211,6. Then the seven asked one another if they should accept this shining bet. One said that this might be very risky since one could not know what the Roman might be asking.

211,7. But one of the most incredulous of them said: “I think that the heathen will not be able to give me one reasonable question which I will not be able to answer him. I accept the bet; but there must be umpires who must decide whether my answers are good and right.”

211,8. Said he now to the Roman: “If we can have here an expert and impartial decision court, I accept the bet!”

211,9. Said the Roman: “Good, thus set up one for you! Here are hundreds of people, - they will be able to decide if your answers are true, good and thorough? I already have my umpire.”

211,10. Said the Pharisee over-confident: “Good then, ask, - the bet stands!”

211,11. Now the Roman got up and once more said to the Pharisee: “Friend, be not careless! Since I say it once more to you, that you will not be able to answer only one question, and the one-hundred pound gold will not be condoned.”

211,12. Said very proudly the Pharisee: “Very well, it stands! I only add the condition that you also must answer the same number of questions to me which I’m going to put to you. Only if you can answer al my questions correctly, you can have the hundred pounds of gold.”

211,13. Said the Roman: “I’m fully content with this condition and as such I will ask you only ten questions. Thus listen to me!

211,14. Since also we Romans are quite knowledgeable about your prophets, I want a proper explanation about what Isaiah means in the tenth chapter when he says:

211,15. ‘Woe the scribes who make unrighteous laws, and afterwards write an unjust judgment, so that they can bend the cases of the poor and exercise power over the good right of the wretched among My people, so that the widows become their robbery and the orphans become their prey! What do you want to do on the day of the great disaster and on the day of the great misfortune, which will come from far away over you? To whom do you want to flee that he could help you? And where will you leave your honor, so that it does not land among the prisoners and does not fall among the killed? In all this the Lord’s rage does not stop and His hand is stretched above you.’

211,16. This, my friend, would be the first question totally out of your field, so that you cannot say I have ask you anything completely foreign. Give me a valid answer for it!”

211,17. When the pompous Pharisee heard this question and this particular text of the prophet embarrassed him more than death, his tongue came to a total stalemate, and he did not know what he should answer, since these very texts expressed the horrors of the Pharisees very clearly.
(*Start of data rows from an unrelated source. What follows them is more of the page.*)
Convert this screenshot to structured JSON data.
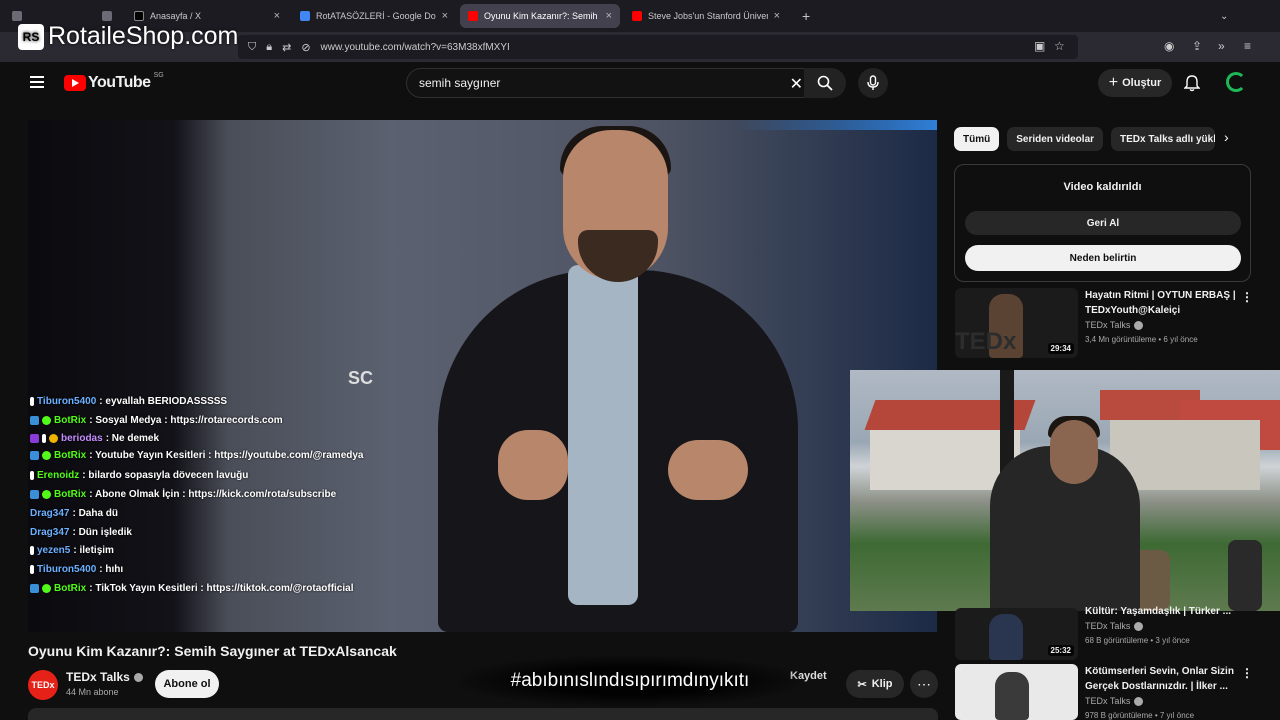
{
  "browser": {
    "tabs": [
      {
        "label": "",
        "color": "#6b6b75"
      },
      {
        "label": "",
        "color": "#6b6b75"
      },
      {
        "label": "Anasayfa / X",
        "color": "#000000"
      },
      {
        "label": "RotATASÖZLERİ - Google Doküm",
        "color": "#4285f4"
      },
      {
        "label": "Oyunu Kim Kazanır?: Semih Say",
        "color": "#ff0000"
      },
      {
        "label": "Steve Jobs'un Stanford Üniversi",
        "color": "#ff0000"
      }
    ],
    "new_tab": "+",
    "url": "www.youtube.com/watch?v=63M38xfMXYI"
  },
  "watermark": {
    "logo": "RS",
    "text": "RotaileShop.com"
  },
  "header": {
    "logo_text": "YouTube",
    "region": "SG",
    "search_value": "semih saygıner",
    "create_label": "Oluştur"
  },
  "video": {
    "stage_text": "SC",
    "title": "Oyunu Kim Kazanır?: Semih Saygıner at TEDxAlsancak",
    "channel": "TEDx Talks",
    "channel_avatar": "TEDx",
    "subscribers": "44 Mn abone",
    "subscribe_label": "Abone ol",
    "overlay_hashtag": "#abıbınıslındısıpırımdınyıkıtı",
    "save_label": "Kaydet",
    "clip_label": "Klip",
    "more_label": "⋯"
  },
  "chat": [
    {
      "user": "Tiburon5400",
      "text": ": eyvallah BERIODASSSSS",
      "badges": [
        "pin"
      ],
      "color": "blue"
    },
    {
      "user": "BotRix",
      "text": ": Sosyal Medya : https://rotarecords.com",
      "badges": [
        "bot",
        "check"
      ],
      "color": "green"
    },
    {
      "user": "beriodas",
      "text": ": Ne demek",
      "badges": [
        "mod",
        "pin",
        "coin"
      ],
      "color": "purple"
    },
    {
      "user": "BotRix",
      "text": ": Youtube Yayın Kesitleri : https://youtube.com/@ramedya",
      "badges": [
        "bot",
        "check"
      ],
      "color": "green",
      "wrap": true
    },
    {
      "user": "Erenoidz",
      "text": ": bilardo sopasıyla dövecen lavuğu",
      "badges": [
        "pin"
      ],
      "color": "green"
    },
    {
      "user": "BotRix",
      "text": ": Abone Olmak İçin : https://kick.com/rota/subscribe",
      "badges": [
        "bot",
        "check"
      ],
      "color": "green"
    },
    {
      "user": "Drag347",
      "text": ": Daha dü",
      "badges": [],
      "color": "blue"
    },
    {
      "user": "Drag347",
      "text": ": Dün işledik",
      "badges": [],
      "color": "blue"
    },
    {
      "user": "yezen5",
      "text": ": iletişim",
      "badges": [
        "pin"
      ],
      "color": "blue"
    },
    {
      "user": "Tiburon5400",
      "text": ": hıhı",
      "badges": [
        "pin"
      ],
      "color": "blue"
    },
    {
      "user": "BotRix",
      "text": ": TikTok Yayın Kesitleri : https://tiktok.com/@rotaofficial",
      "badges": [
        "bot",
        "check"
      ],
      "color": "green"
    }
  ],
  "sidebar": {
    "chips": [
      "Tümü",
      "Seriden videolar",
      "TEDx Talks adlı yükle"
    ],
    "removed": {
      "title": "Video kaldırıldı",
      "undo": "Geri Al",
      "why": "Neden belirtin"
    },
    "recommendations": [
      {
        "title": "Hayatın Ritmi | OYTUN ERBAŞ | TEDxYouth@Kaleiçi",
        "channel": "TEDx Talks",
        "meta": "3,4 Mn görüntüleme • 6 yıl önce",
        "duration": "29:34",
        "thumb_text": "TEDx"
      },
      {
        "title": "Kültür: Yaşamdaşlık | Türker ...",
        "channel": "TEDx Talks",
        "meta": "68 B görüntüleme • 3 yıl önce",
        "duration": "25:32",
        "thumb_text": ""
      },
      {
        "title": "Kötümserleri Sevin, Onlar Sizin Gerçek Dostlarınızdır. | İlker ...",
        "channel": "TEDx Talks",
        "meta": "978 B görüntüleme • 7 yıl önce",
        "duration": "",
        "thumb_text": ""
      }
    ]
  }
}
211,18. When the Pharisee hesitated with the answer, the Roman said: “Yes, friend, if you are going to answer the remaining nine questions in the same manner, our umpires will have an easy judgment! Are you then not knowledgeable about your scriptures?”

211,19. Said finally the Pharisee: “O, indeed; but to explain this here is not appropriate, but only in the temple, and even there it is better for the people that they do not get to know and understand everything!”
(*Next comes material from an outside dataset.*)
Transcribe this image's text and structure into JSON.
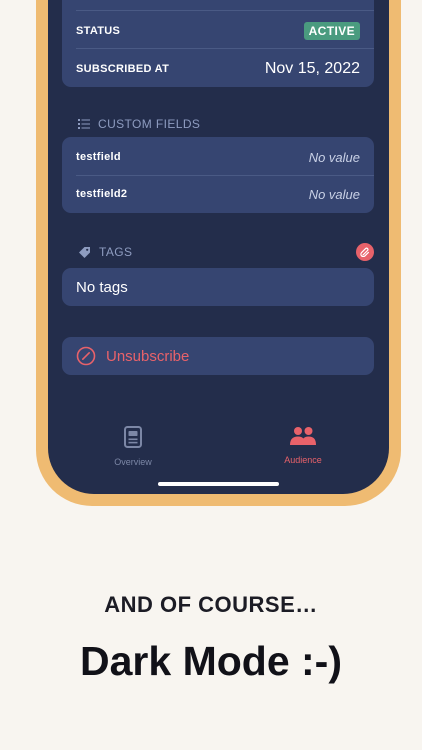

211,20. Said the Roman: “O, this I fully believe you; for if you had explained this to the already totally plundered people by you, they would have long since burned you like wall lice! Did I as a heathen tell you earlier a wrong when I openly maintained to your faces that you do not believe in any God at all? Since if you would believe in a God, your most famous prophet would not have given you such an ungodly testimony. I say this to you: The time of your great disaster and misfortune has now come! To where do you want to flee so that somebody might help you?
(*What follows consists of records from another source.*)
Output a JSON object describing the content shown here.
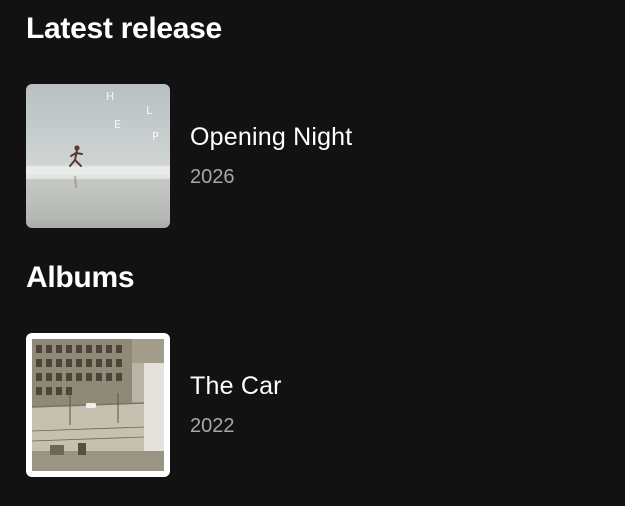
{
  "latest_release": {
    "heading": "Latest release",
    "item": {
      "name": "Opening Night",
      "year": "2026",
      "cover_letters": [
        "H",
        "E",
        "L",
        "P"
      ]
    }
  },
  "albums": {
    "heading": "Albums",
    "items": [
      {
        "name": "The Car",
        "year": "2022"
      }
    ]
  }
}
211,21. But lets leave it at that! The first question is thus as good as lost. Let us go over to the second question; perhaps it will suit you better!”

211,22. Said the stubborn Pharisee: “But I asked you for a better one!”

211,23. But the people rejoiced quietly and wanted to hug the Roman.

Main Page The great Gospel of John Volume 6 GGJ06-211 Chapter